“We hosted exceptional teachers from middle schools in Eastern Kentucky in the PEACK workshops. These teachers received training in project-based activities and engineering practices which will help them address the recently released Next Generation Science Standards in their schools. They will return to their classrooms with training and materials that will make a difference in the science and math preparation of middle school students,” said Dr. Roger McNeil, dean of the College of Science and Technology.
“It was exciting to watch teachers building computer controlled rovers and electronic circuits to interface environmental sensors with their micro-computers, and using them to explore an unknown environment.
“We are very grateful for the funding provided by a gift from Dr. Ernst and Sara Volgenau and are committed to continuing this project and supporting science teachers in the region.”
Participating in workshop one were Brian McDowell, Mason County Middle School; Andrea Holbrook, Boyd County Middle School; Kehla Castle, Bath County High School; Tawnya Boyd, Roberston County Middle School; and Melanie Trowell, Carter G. Woodson Academy.
Attending workshop two were Grant Felice, Mason County Middle School; Cindy Combs and Angela McNabb, Fleming County Middle School; Jennifer Yelton and Laura Klemin, Camp Ernst Middle School; and David Powers, Piarist School.
Tamitha Maddox, Ponderosa Elementary School; Brittany Dennis, Lakeside Christian Academy; and Beth Kamradt, Conner Middle School; took part in both workshops as did MSU graduate Jacob Burns.
The workshops evolved out of an idea for a National Science Foundation (NSF) proposal to work with teachers throughout the grades 6-12 to create STEM-related lesson plans that are “classroom ready.” The proposal was unsuccessful, but Dr. Volgenau came forward and provided funds to permit a smaller workshop that would focus on middle-school teachers in science.
During the period, Kentucky adopted the Next Generation Science Standards that have been developed nationally for K-12 instruction. Many of these standards have a different “feel” from previous ones used in schools, focusing more on performance (students will design an experiment to test this principle) than on simple knowledge (students will understand these principles).
Such standards will necessitate a fundamental reworking of curriculum. The basic tenet of PEACK is to provide teachers with classroom activities that provide content knowledge along with the performance requirements of the new standards.
The material presented during week one consisted of activities that addressed standards associated with motion, forces, and energy flow. In addition, information about the solar system, particularly atmospheric comparisons between planets and the effects on climate were presented. It was a lead-in to week two, which was focused on principles involved in creating a programmable “rover” that can send information remotely.
The teachers learned about signal transmission, processing, and interpretation as they built small remotely-controlled vehicles. These vehicles had cameras and sensors and the participants “drove” them remotely from another room, and used the sensors to detect aspects (temperature, humidity, wind, etc.) of the room containing the rover.

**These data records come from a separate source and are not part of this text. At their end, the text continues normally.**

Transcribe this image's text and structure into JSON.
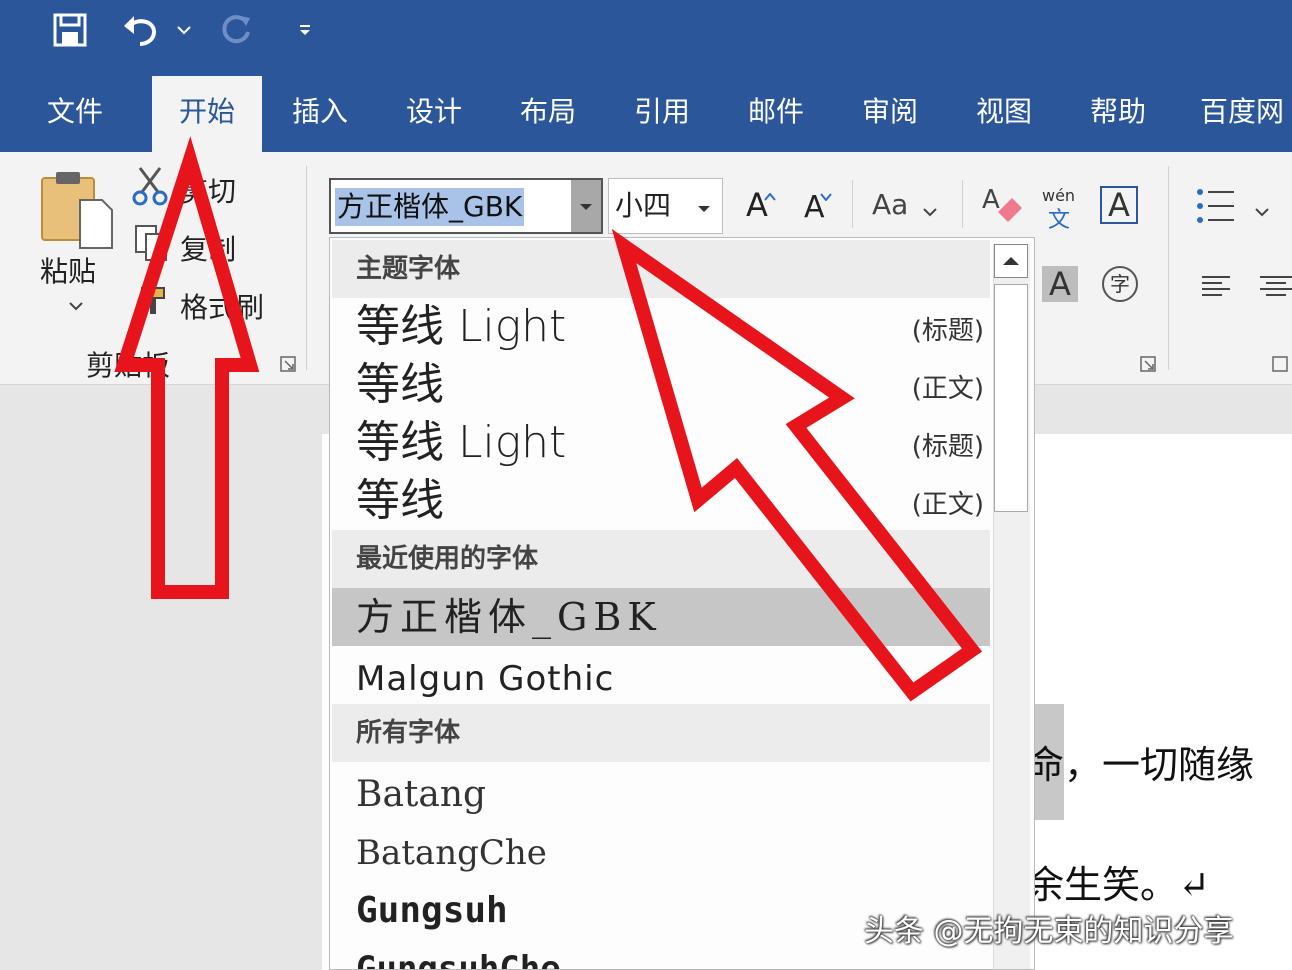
{
  "quick_access": {
    "save_icon": "save-icon",
    "undo_icon": "undo-icon",
    "redo_icon": "redo-icon",
    "customize_icon": "customize-qat-icon"
  },
  "tabs": [
    {
      "label": "文件"
    },
    {
      "label": "开始",
      "active": true
    },
    {
      "label": "插入"
    },
    {
      "label": "设计"
    },
    {
      "label": "布局"
    },
    {
      "label": "引用"
    },
    {
      "label": "邮件"
    },
    {
      "label": "审阅"
    },
    {
      "label": "视图"
    },
    {
      "label": "帮助"
    },
    {
      "label": "百度网"
    }
  ],
  "clipboard": {
    "paste_label": "粘贴",
    "cut_label": "剪切",
    "copy_label": "复制",
    "format_painter_label": "格式刷",
    "group_label": "剪贴板"
  },
  "font": {
    "font_name": "方正楷体_GBK",
    "font_size": "小四",
    "grow_label": "A",
    "shrink_label": "A",
    "change_case_label": "Aa",
    "pinyin_top": "wén",
    "pinyin_bottom": "文",
    "border_char": "A",
    "shade_char": "A",
    "enclose_char": "字"
  },
  "dropdown": {
    "sections": [
      {
        "header": "主题字体",
        "items": [
          {
            "name": "等线 Light",
            "tag": "(标题)"
          },
          {
            "name": "等线",
            "tag": "(正文)"
          },
          {
            "name": "等线 Light",
            "tag": "(标题)"
          },
          {
            "name": "等线",
            "tag": "(正文)"
          }
        ]
      },
      {
        "header": "最近使用的字体",
        "items": [
          {
            "name": "方正楷体_GBK",
            "selected": true
          },
          {
            "name": "Malgun Gothic"
          }
        ]
      },
      {
        "header": "所有字体",
        "items": [
          {
            "name": "Batang"
          },
          {
            "name": "BatangChe"
          },
          {
            "name": "Gungsuh"
          },
          {
            "name": "GungsuhChe"
          }
        ]
      }
    ]
  },
  "document": {
    "line1": "命，一切随缘",
    "line2": "余生笑。↵"
  },
  "watermark": "头条 @无拘无束的知识分享",
  "colors": {
    "accent": "#2b579a",
    "highlight": "#a9c3e8",
    "arrow": "#e8141b"
  }
}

All of the materials were sent with the teachers for use in their classrooms.
Additional information is available by contacting Dr. McNeil at 606-783-2158.